### [GIVEN INFORMATION]

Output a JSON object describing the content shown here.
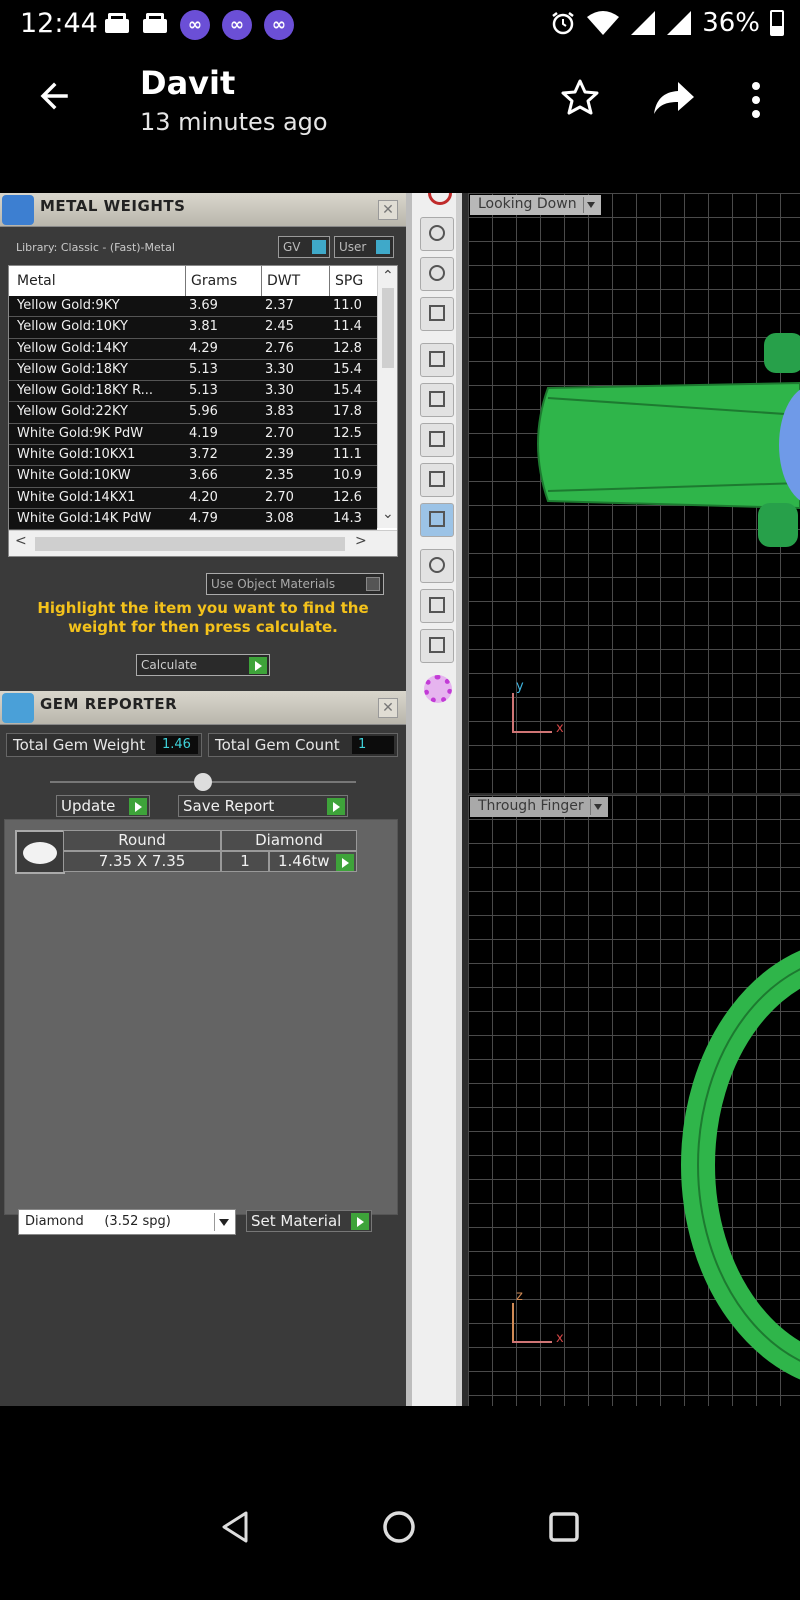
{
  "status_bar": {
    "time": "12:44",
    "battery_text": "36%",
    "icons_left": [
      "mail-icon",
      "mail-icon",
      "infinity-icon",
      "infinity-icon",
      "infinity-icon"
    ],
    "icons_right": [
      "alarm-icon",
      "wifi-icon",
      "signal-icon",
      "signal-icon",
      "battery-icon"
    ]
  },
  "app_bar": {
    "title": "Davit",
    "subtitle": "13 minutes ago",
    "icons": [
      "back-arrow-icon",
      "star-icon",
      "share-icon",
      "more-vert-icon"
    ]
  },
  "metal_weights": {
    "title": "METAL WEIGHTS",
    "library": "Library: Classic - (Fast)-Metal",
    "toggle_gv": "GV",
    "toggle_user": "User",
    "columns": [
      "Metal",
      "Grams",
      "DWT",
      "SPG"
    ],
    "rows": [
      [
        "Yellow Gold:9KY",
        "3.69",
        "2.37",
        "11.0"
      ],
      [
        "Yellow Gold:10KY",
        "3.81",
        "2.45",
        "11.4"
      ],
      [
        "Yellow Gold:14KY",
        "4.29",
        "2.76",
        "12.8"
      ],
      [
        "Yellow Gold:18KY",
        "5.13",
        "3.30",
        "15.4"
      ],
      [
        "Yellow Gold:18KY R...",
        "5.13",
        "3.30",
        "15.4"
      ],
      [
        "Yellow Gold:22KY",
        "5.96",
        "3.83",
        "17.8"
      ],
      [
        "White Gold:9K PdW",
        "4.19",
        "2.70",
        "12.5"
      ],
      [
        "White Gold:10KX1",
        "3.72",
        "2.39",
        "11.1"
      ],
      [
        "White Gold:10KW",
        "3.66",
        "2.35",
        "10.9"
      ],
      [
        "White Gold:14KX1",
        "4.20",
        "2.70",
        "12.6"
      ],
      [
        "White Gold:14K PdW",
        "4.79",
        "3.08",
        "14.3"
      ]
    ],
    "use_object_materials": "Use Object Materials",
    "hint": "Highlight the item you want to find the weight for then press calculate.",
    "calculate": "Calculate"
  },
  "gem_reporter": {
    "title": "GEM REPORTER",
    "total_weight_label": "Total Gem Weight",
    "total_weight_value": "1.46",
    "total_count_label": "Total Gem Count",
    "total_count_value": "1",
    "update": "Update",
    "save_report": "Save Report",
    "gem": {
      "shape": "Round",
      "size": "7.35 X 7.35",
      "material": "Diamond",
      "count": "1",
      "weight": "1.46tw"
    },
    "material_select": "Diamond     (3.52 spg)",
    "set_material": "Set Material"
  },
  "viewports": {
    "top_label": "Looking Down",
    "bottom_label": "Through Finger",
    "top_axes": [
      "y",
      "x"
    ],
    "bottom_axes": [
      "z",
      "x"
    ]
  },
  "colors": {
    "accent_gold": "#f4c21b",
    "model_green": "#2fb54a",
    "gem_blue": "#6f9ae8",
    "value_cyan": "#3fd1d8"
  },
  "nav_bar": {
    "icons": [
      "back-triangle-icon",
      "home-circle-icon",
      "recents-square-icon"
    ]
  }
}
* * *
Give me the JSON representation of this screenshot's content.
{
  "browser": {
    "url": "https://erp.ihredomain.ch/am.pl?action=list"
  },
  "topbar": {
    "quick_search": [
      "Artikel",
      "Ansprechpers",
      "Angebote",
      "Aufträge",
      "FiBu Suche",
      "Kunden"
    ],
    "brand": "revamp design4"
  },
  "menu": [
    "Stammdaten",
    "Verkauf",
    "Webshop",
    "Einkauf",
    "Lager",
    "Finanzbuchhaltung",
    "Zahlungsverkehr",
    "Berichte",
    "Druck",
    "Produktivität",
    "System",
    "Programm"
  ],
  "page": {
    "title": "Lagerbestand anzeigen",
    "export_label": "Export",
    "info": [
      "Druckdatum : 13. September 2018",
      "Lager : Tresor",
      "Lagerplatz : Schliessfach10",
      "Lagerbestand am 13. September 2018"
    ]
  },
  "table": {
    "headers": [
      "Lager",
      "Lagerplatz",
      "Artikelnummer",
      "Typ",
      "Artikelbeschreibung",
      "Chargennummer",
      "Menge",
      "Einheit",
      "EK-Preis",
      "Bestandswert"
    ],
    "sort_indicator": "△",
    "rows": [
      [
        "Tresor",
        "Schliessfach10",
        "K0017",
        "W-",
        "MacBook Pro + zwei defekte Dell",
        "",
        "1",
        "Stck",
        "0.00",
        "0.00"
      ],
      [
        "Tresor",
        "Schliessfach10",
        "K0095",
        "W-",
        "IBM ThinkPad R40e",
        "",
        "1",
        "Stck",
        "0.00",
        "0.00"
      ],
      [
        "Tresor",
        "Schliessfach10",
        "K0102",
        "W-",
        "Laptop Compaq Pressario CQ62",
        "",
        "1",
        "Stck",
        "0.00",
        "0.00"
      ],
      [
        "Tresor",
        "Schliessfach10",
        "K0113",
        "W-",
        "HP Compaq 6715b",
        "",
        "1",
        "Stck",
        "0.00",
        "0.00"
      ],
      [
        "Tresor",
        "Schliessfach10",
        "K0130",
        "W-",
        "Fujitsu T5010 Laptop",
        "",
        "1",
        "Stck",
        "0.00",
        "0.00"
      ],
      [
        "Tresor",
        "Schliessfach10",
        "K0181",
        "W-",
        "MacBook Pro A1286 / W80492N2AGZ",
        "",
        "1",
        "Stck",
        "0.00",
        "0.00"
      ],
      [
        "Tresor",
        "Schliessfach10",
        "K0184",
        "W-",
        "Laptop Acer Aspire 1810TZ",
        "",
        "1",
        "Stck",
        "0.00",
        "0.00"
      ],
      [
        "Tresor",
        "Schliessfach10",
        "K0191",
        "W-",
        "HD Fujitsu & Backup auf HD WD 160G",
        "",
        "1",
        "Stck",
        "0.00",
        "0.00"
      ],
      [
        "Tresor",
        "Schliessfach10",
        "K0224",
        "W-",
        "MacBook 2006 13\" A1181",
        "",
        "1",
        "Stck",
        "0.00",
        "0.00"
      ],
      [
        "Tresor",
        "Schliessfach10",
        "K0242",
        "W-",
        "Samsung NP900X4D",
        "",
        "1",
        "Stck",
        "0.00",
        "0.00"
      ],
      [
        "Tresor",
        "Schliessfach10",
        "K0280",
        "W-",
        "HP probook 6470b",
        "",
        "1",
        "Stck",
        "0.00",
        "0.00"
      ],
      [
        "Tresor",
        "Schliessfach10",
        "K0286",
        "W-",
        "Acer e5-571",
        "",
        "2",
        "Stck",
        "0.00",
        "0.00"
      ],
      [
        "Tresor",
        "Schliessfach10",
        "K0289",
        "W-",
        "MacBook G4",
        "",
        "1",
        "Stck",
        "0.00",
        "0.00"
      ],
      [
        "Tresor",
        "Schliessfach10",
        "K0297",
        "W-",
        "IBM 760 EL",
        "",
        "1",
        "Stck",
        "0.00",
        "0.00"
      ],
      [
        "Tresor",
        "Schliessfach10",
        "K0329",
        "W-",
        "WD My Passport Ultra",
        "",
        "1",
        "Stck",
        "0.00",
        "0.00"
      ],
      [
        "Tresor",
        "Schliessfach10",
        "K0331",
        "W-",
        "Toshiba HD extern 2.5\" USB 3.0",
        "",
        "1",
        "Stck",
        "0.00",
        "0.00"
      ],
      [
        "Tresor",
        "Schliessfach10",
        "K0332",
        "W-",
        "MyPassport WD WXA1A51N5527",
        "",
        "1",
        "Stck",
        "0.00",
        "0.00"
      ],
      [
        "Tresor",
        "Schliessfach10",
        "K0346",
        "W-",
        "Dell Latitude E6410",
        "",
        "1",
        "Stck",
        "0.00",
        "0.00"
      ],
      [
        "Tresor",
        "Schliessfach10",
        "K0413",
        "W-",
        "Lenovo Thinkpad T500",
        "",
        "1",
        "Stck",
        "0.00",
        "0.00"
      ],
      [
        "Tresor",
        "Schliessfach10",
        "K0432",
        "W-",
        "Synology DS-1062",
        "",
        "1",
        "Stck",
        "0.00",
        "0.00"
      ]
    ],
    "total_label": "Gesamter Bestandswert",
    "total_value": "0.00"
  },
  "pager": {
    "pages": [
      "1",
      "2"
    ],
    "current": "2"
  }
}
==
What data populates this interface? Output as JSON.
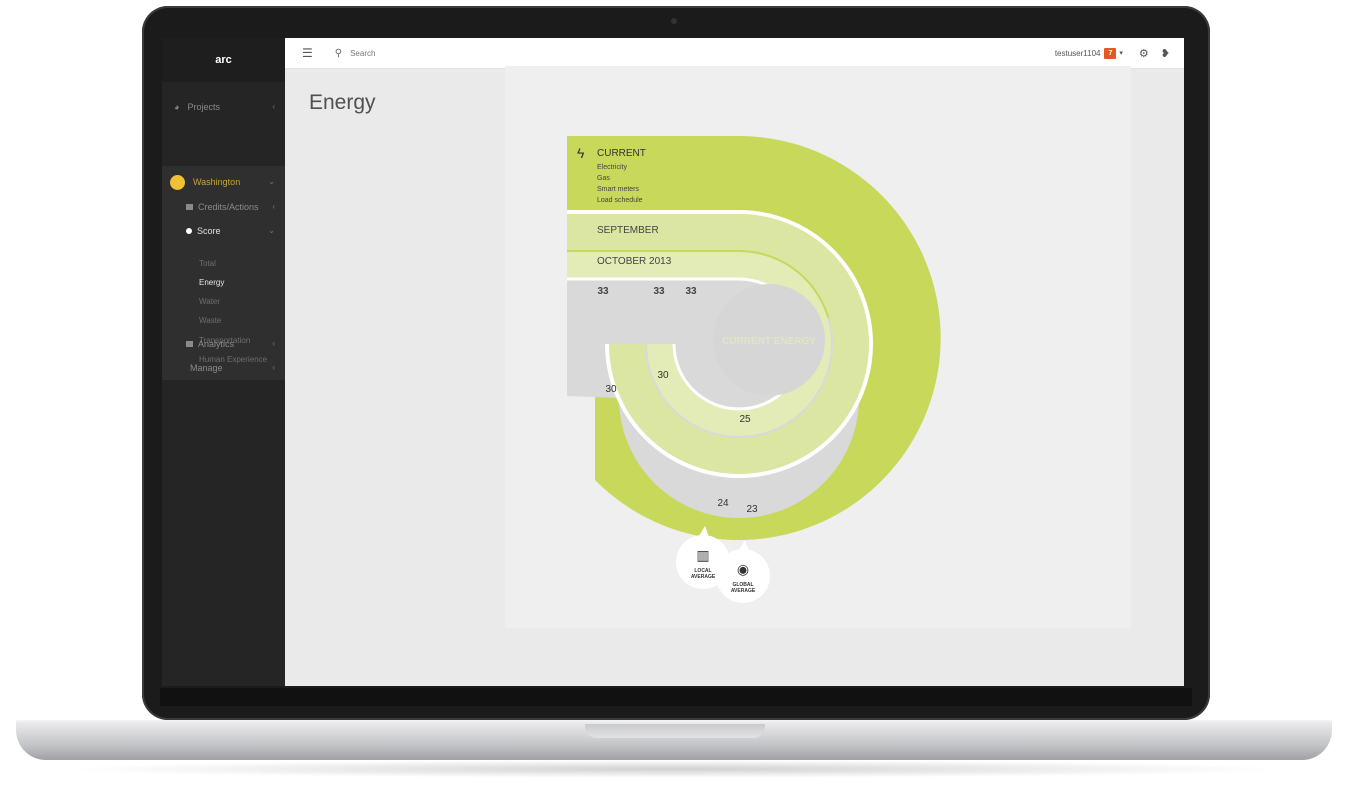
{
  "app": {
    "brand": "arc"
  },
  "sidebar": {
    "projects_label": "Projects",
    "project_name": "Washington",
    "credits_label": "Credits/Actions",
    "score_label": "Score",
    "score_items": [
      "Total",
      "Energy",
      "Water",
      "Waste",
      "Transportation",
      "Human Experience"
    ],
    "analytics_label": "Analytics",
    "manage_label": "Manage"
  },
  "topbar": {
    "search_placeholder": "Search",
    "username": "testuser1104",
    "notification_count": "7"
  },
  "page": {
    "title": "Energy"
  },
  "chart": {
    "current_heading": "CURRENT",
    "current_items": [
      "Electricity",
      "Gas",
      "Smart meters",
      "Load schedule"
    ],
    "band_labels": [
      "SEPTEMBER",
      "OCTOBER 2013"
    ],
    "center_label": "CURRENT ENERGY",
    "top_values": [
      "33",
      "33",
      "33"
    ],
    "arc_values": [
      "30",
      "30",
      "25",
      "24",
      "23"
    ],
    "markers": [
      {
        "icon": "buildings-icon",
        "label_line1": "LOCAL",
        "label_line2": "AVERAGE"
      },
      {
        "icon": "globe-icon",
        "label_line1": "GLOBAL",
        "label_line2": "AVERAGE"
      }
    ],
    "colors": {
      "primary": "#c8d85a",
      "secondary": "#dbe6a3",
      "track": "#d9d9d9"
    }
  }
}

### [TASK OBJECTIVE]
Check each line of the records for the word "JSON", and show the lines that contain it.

### [ANSWER TO THIS TASK]
Output a JSON object describing the content shown here.
Give me the JSON representation of this screenshot's content.
What data populates this interface? Output as JSON.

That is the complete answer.